Mathematics peels back the semblances of perceived realities that most of us are happy with. Even the Egyptians did fractions with hieroglyphs - not something one thinks about on a daily basis. Mathematics has physics as its muse - the old joke about asking a physicist 'why did the chicken cross the road' is met with 'I can tell you, but it only works for spherical chickens and infinitely long straight roads'. Sometimes it's fun to think about a world where e is a Napierian exponent and not a recreational drug, where sliced bread doesn't come in perfectly spherical loaves, and where proverbs become "tautoverbs". If pigs had wings, they still wouldn't be able to fly, because aerodynamics has laws putting a stop to that sort of thing. If this cow was a sphere, would its milk yield increase, I wonder?All this came about because I came across an article that attempts to depose physics as the concubine of mathematics, where she has resided unchallenged for millennia, in favour of the sassy new kid on the block, biology.

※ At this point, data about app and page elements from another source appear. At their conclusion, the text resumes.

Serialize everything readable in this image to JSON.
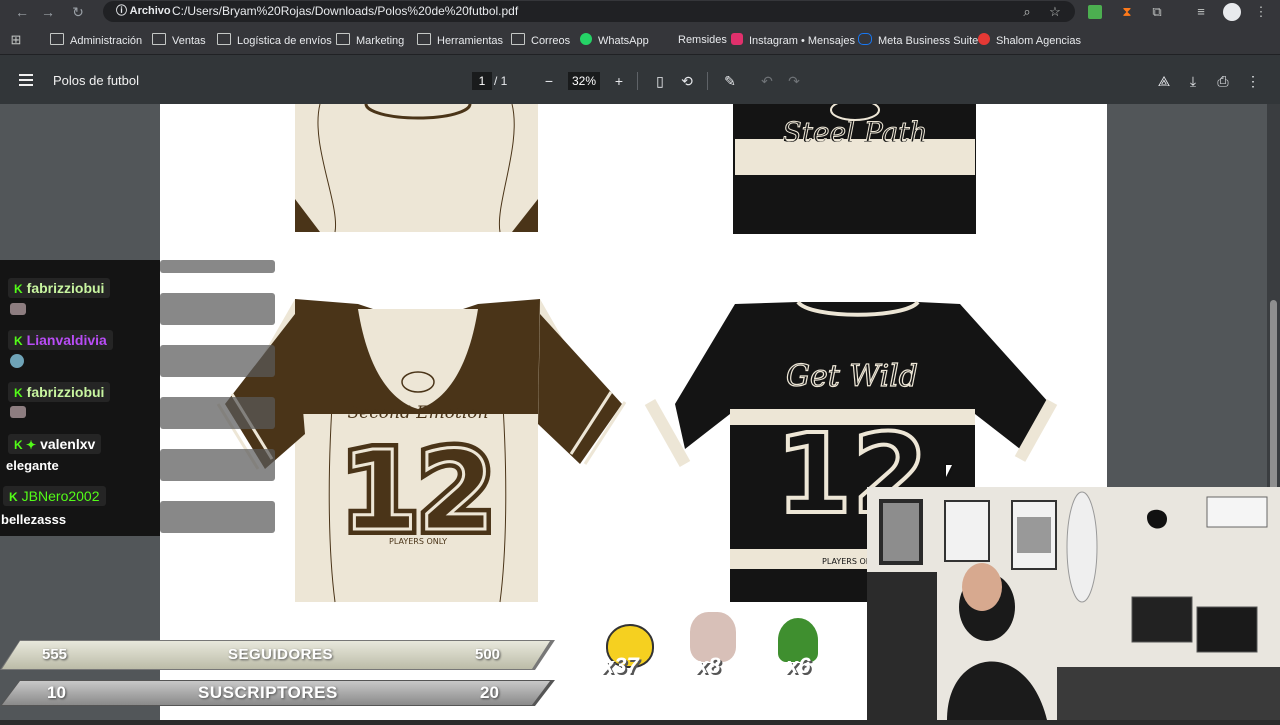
{
  "browser": {
    "url_chip": "Archivo",
    "url": "C:/Users/Bryam%20Rojas/Downloads/Polos%20de%20futbol.pdf",
    "bookmarks": [
      "Administración",
      "Ventas",
      "Logística de envíos",
      "Marketing",
      "Herramientas",
      "Correos",
      "WhatsApp",
      "Remsides",
      "Instagram • Mensajes",
      "Meta Business Suite",
      "Shalom Agencias"
    ]
  },
  "pdf": {
    "title": "Polos de futbol",
    "page_current": "1",
    "page_total": "/ 1",
    "zoom": "32%",
    "jersey_left": {
      "name": "Second Emotion",
      "number": "12",
      "footer": "PLAYERS ONLY"
    },
    "jersey_right": {
      "name": "Get Wild",
      "number": "12",
      "footer": "PLAYERS ON"
    },
    "top_right_text": "Steel Path"
  },
  "chat": [
    {
      "user": "fabrizziobui",
      "color": "#c8f5a0",
      "message": ""
    },
    {
      "user": "Lianvaldivia",
      "color": "#b84cf5",
      "message": ""
    },
    {
      "user": "fabrizziobui",
      "color": "#c8f5a0",
      "message": ""
    },
    {
      "user": "valenlxv",
      "color": "#ffffff",
      "message": "elegante"
    },
    {
      "user": "JBNero2002",
      "color": "#53fc18",
      "message": "bellezasss"
    }
  ],
  "stats": {
    "followers": {
      "current": "555",
      "label": "SEGUIDORES",
      "goal": "500"
    },
    "subscribers": {
      "current": "10",
      "label": "SUSCRIPTORES",
      "goal": "20"
    }
  },
  "emote_counts": [
    "x37",
    "x8",
    "x6"
  ],
  "colors": {
    "brown": "#4a3418",
    "cream": "#ede6d6",
    "black": "#141414"
  }
}
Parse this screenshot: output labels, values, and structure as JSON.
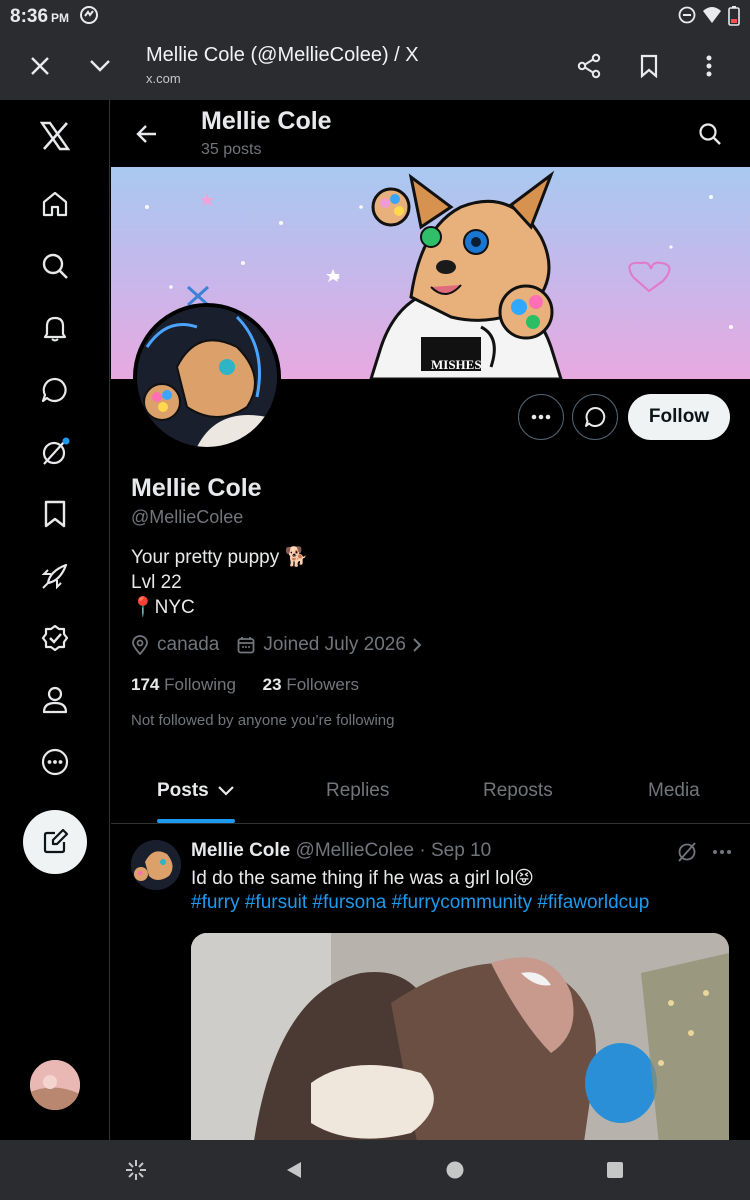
{
  "status_bar": {
    "time": "8:36",
    "ampm": "PM"
  },
  "browser": {
    "title": "Mellie Cole (@MellieColee) / X",
    "url": "x.com"
  },
  "header": {
    "name": "Mellie Cole",
    "post_count": "35 posts"
  },
  "profile": {
    "name": "Mellie Cole",
    "handle": "@MellieColee",
    "bio_lines": [
      "Your pretty puppy 🐕",
      "Lvl 22",
      "📍NYC"
    ],
    "location": "canada",
    "joined": "Joined July 2026",
    "following_count": "174",
    "following_label": "Following",
    "followers_count": "23",
    "followers_label": "Followers",
    "not_followed_text": "Not followed by anyone you’re following",
    "follow_label": "Follow"
  },
  "tabs": [
    {
      "label": "Posts",
      "active": true
    },
    {
      "label": "Replies",
      "active": false
    },
    {
      "label": "Reposts",
      "active": false
    },
    {
      "label": "Media",
      "active": false
    }
  ],
  "tweet": {
    "name": "Mellie Cole",
    "handle": "@MellieColee",
    "separator": "·",
    "date": "Sep 10",
    "text": "Id do the same thing if he was a girl lol😝",
    "hashtags": "#furry #fursuit #fursona #furrycommunity #fifaworldcup"
  },
  "banner_text": "MISHES",
  "colors": {
    "accent": "#1d9bf0",
    "background": "#000000",
    "muted": "#71767b",
    "text": "#e7e9ea",
    "chrome": "#2b2c2f"
  },
  "icons": {
    "rail": [
      "x-logo-icon",
      "home-icon",
      "search-icon",
      "bell-icon",
      "message-icon",
      "grok-icon",
      "bookmark-icon",
      "rocket-icon",
      "verified-icon",
      "profile-icon",
      "more-icon",
      "compose-icon"
    ]
  }
}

I know a man - I happen to have provided half his genes in fact, who is a mathematician and a biologist, a new guru, knowing lots about 'systems level dynamic analyses of fate change in murine embryonic stem cells' amongst other things. Catchy isn't it..and means about as much to me as an iPad would have to Newton.